I have been actively working to prevent gang violence since 1989 when my cousin, Al Wooten Jr., was killed in a drive-by shooting. That’s 30 years helping with homework, writing proposals, attending board meetings.
Every new killing reminds me of more work to be done. It also makes me wonder about the effectiveness of solutions like the youth center we started in my cousin’s honor.
My aunt, Myrtle Faye Rumph, founded the Al Wooten Jr. Heritage Center in 1990. I was one of several voices pushing for a youth center in the often contentious meetings held for three months in her family room in Inglewood.
“It helped me get out of gangs,” I said. “I wouldn’t be here and wouldn’t be in college if my counselor didn’t help me.”
Family and friends tossed around a myriad of solutions to stop the violence. We debated so much in fact my aunt settled the differences by crafting a name that would recognize more than one solution and target. Before we changed our name this year to Al Wooten Jr. Youth Center our corporate name was Al Wooten Jr. Youth and Adult Cultural-Educational Center.
In trying to identify solutions, we finally settled on the theory that had that young man been in an after-school program that afternoon he would not have killed our beloved Al.
With that simple purpose, my aunt rented a two-room storefront next door to her moving and storage business on 91st Street and Western Avenue. We brought pencils and paper, games and basketballs, offering homework help and field trips to the local bowling alley.
We started with four pre-teen boys and today provide after-school and summer programs for more than 350 students at the center and other sites. We are housed in six storefront buildings the center owns across from our original site.
Have we made a difference? Certainly. We have countless stories from alums who said our activities and the time and care we poured into them saved their lives.
Has it been enough? Apparently not. People are still dying in gang violence, including my nephew, killed in February.
And that leads me to Nipsey Hussle and my son.
As a newspaper reporter at The Wave in 1992, I covered the gang peace rallies sweeping the city. The most memorable was more than 1,000 Crips and Bloods at South Park dancing and tying blue and red rags together, with actress Jada Pinkett cheering them on from the stage.

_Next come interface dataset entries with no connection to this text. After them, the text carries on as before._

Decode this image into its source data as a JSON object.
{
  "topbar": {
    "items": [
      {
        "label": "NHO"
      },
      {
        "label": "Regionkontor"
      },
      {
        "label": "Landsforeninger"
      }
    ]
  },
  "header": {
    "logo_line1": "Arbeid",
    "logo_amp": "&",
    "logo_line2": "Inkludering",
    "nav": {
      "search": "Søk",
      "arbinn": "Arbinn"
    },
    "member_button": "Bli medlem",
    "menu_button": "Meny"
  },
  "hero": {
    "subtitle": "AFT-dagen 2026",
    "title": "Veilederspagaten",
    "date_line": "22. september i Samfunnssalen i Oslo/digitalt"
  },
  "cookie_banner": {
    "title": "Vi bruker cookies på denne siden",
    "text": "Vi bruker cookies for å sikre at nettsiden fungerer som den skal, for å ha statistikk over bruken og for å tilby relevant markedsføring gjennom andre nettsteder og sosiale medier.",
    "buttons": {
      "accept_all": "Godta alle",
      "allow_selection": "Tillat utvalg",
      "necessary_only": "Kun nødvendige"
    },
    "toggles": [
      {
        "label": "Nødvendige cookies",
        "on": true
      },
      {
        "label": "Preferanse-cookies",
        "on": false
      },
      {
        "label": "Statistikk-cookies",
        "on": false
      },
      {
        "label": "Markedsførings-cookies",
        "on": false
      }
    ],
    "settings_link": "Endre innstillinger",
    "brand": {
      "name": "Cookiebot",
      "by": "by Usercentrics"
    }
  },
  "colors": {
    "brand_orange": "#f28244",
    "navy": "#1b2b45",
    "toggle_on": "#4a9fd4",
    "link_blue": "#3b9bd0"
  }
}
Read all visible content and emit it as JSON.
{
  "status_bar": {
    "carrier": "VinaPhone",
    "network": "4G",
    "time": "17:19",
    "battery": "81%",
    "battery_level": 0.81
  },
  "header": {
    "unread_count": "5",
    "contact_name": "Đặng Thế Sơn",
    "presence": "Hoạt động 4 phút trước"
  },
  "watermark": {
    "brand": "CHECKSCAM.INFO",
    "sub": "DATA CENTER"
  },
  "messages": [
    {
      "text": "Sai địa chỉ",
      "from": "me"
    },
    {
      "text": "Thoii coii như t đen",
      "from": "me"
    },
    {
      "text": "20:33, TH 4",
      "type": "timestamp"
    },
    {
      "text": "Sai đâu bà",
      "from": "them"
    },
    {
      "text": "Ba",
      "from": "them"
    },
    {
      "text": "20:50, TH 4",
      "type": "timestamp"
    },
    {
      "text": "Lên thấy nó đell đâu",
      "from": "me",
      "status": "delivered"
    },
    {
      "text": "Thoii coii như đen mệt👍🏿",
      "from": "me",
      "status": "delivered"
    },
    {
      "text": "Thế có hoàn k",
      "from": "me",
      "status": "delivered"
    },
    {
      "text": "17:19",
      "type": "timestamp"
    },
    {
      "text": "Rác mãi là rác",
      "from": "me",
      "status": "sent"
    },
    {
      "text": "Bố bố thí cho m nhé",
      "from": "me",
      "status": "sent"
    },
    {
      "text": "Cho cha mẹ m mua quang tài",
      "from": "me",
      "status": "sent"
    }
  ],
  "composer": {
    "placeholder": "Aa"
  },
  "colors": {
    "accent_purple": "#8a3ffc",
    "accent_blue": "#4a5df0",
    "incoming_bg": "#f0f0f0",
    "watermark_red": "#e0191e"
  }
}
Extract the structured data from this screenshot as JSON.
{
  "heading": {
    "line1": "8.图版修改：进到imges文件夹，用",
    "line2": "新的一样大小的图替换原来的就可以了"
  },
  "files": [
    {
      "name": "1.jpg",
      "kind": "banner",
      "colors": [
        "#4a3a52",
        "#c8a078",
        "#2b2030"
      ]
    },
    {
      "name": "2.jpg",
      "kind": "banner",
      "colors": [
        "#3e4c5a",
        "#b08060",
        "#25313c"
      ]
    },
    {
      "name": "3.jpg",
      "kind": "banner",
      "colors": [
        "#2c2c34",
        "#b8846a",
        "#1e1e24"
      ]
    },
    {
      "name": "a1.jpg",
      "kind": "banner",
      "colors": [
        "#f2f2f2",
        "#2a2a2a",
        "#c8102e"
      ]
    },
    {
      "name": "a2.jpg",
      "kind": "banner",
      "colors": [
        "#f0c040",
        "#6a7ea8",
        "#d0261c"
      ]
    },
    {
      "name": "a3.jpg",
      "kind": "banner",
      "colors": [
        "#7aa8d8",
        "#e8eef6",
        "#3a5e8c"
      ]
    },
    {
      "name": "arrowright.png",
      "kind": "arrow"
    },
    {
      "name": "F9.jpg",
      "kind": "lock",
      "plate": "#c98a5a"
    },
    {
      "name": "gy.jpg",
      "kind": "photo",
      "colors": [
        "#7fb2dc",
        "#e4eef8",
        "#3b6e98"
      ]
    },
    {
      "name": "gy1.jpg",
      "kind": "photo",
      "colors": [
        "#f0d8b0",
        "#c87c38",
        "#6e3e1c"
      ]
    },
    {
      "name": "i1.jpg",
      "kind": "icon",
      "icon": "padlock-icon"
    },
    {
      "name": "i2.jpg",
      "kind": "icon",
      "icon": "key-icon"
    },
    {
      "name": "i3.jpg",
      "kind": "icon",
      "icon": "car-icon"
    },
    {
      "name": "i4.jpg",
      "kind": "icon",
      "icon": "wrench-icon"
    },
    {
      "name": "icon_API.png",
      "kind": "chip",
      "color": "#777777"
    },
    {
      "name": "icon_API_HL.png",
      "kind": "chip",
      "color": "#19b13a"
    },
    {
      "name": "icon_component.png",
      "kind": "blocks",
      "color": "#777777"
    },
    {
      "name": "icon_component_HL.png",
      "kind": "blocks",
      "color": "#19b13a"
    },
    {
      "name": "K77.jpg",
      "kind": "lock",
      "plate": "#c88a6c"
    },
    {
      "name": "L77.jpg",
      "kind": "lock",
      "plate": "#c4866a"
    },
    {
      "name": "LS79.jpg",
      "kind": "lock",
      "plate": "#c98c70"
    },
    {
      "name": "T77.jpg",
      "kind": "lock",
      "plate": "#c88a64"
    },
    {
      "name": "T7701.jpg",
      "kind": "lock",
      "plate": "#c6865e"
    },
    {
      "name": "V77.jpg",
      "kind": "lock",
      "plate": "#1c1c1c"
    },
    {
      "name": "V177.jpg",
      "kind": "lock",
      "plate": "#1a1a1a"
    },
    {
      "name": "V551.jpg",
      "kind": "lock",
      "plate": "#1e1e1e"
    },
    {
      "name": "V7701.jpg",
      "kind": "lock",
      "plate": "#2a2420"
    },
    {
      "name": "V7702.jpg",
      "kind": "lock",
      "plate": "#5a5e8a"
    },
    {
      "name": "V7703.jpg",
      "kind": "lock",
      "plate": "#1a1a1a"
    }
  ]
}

Gunfire like firecrackers in the night virtually stopped. Gang-related homicides in Los Angeles County went from a reported high of 803 people in 1992 to more than half at 349 people at its reported lowest in 1999, according to the Sheriff’s Department.
The Wooten Center is a gang prevention, not intervention, program. We have never said we can stop the violence completely. Because of my experience covering the peace rallies, I have long said the only ones who can stop the killings are the ones committing the murders. My son agrees and has a solution that is helping us get there again.
“Love Is the Solution,” his poster board read in Nipsey Hussle’s funeral procession. The Fruit of Islam security staff apparently liked the message so much they asked him to hold up the sign as he walked with them behind the hearse down Slauson from West to Crenshaw boulevards. Several news outlets including TMZ and ABC-TV pointed to the young man with the love sign. They said it’s a powerful message and I agree, especially since my son, Matthew Sutton, 33, was once a gang member himself.
With a wife and children of his own, Matthew wants a better world. With a mind now focused on spiritual matters, he sees the value in the intangible. When a disturbance between a man and police broke out on Slauson, Matthew yelled “Just love! Just love!” repeatedly over a bullhorn, helping calm the crowd.
“God gave me the message to give so I did it,” he said. “I didn’t know it would turn into what it did. I just wanted to be obedient.”
Matthew’s own rap lyrics shout the idea that love has the power to help us choose peace over violence. I see it in the love for Nipsey Hussle inspiring gang members around the world to settle their differences.
I don’t recall discussing gang peace as a solution in our family room meetings. But if we want to do more, we have to go deeper and I think love leading gang members to lie down their weapons is about as deep and effective as we can get.
Naomi McSwain is executive director of the Al Wooten Jr. Youth Center. See www.wootencenter.org. See more on Matthew on Instagram at @itsmatthewsuttonmusic.